Life is miserable. That certainly seems to have been the case in Wales circa 1915, when the writer Caradoc Evans published fifteen short stories under the title My People. I’ve not read any of them, and thus can’t judge how faithful the dancer and choreographer Gwyn Emberton is to his source material in this dance production named after the book. What I do know is that historically Evans was vilified for his hugely unflattering portrayal of his own people. I also know what my reaction was to Emberton’s work, shown on the Fringe under the auspices of Coreo Cymru and Chapter’s Welsh dance strand: misery, and then anger. I could hardly wait for this technically superbly danced but unilluminating hour of unrelieved misery to be over.
Have I used the word ‘misery’ enough yet? Maybe not. Honestly, this performance was the gloomiest by far of any of the 99 I’ve seen to date at Fringe 2015. Literally gloomy, too, given the dark lighting design. In all fairness the piece’s predominant tone was doubtless due to a subject matter which, based upon my reading of the string of kinetic scenarios that Emberton puts onstage, could be summed up as unhappy, brooding men oppressing or using or abusing women, e.g. a woman kept on a leash to the point of madness, or another bullied by one male and tempted by a second who seems to be in complicity with his rival – rendering her doubly oppressed! Not that the men get off scot-free. Indeed, one is hung upside down as if he’s about be gutted but is, instead, ‘only’ placed in a straitjacket-style in a shirt. The score, for the record, that’s jointly credited to Benjamin Talbott and Tic Ashfield has some range. It’s folky, beaty film score stuff featuring some haunted-sounding vocals and snappy electronic layering and, as such, served the show well even if it wasn’t particularly to my taste.

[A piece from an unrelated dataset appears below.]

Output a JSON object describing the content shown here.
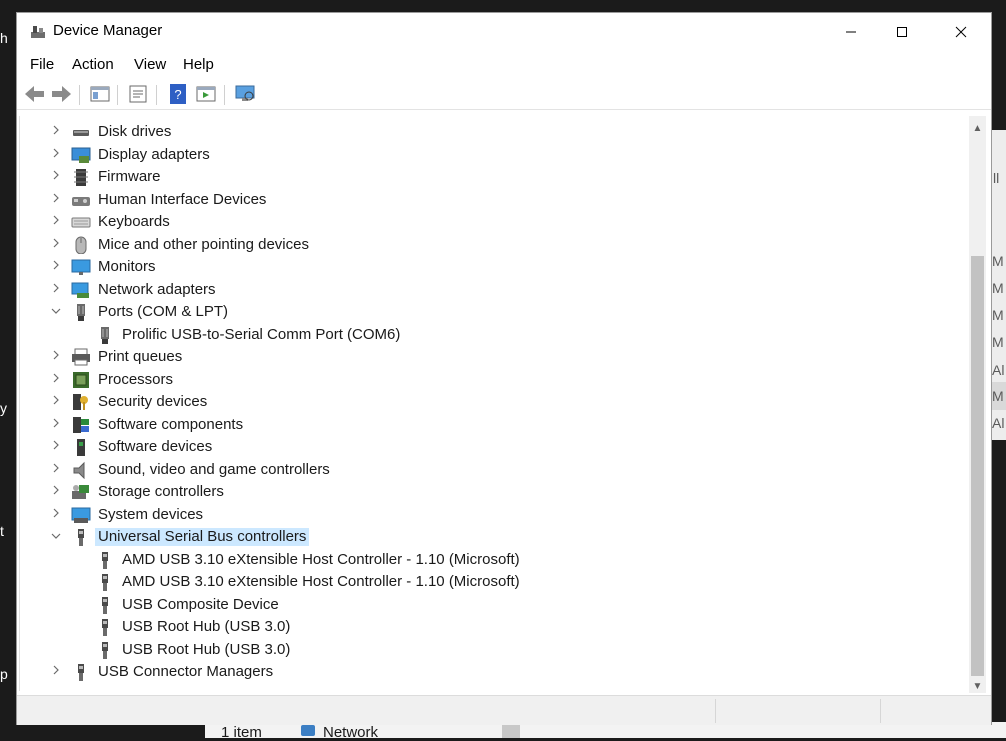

I don’t at all object to theatrical depictions of lives harshly lived, and certainly ‘My People’ indicates that these dire doings are perpetrated and perpetuated by a community. What got up my nose was the feeling of wallowing in – yes, that word again – misery. I don’t care if this is the truth of Evans’ fiction, any more than I ultimately cared that the six dancers – including Emberton – were extremely articulate movers (although here, too, the limitations of the choreography were evident via much swirling and swooping alongside the grovelling and writhing demanded by the dance’s dramatic content; consistent or, less forgivingly, samey). What’s missing from My People is any shading or a more rounded breadth of feeling, or enough sense of detailed characterisation, even if only sketched-in, that might’ve helped me on some level identify with the people onstage. They’re not my people. I couldn’t help thinking of all the training that these fine dancers have undergone to be functioning at this level, and this reductive joylessness is their reward. More selfishly, I was also depressingly aware of the time I’d invested in coming to see a show that unfortunately told me nothing new about being alive.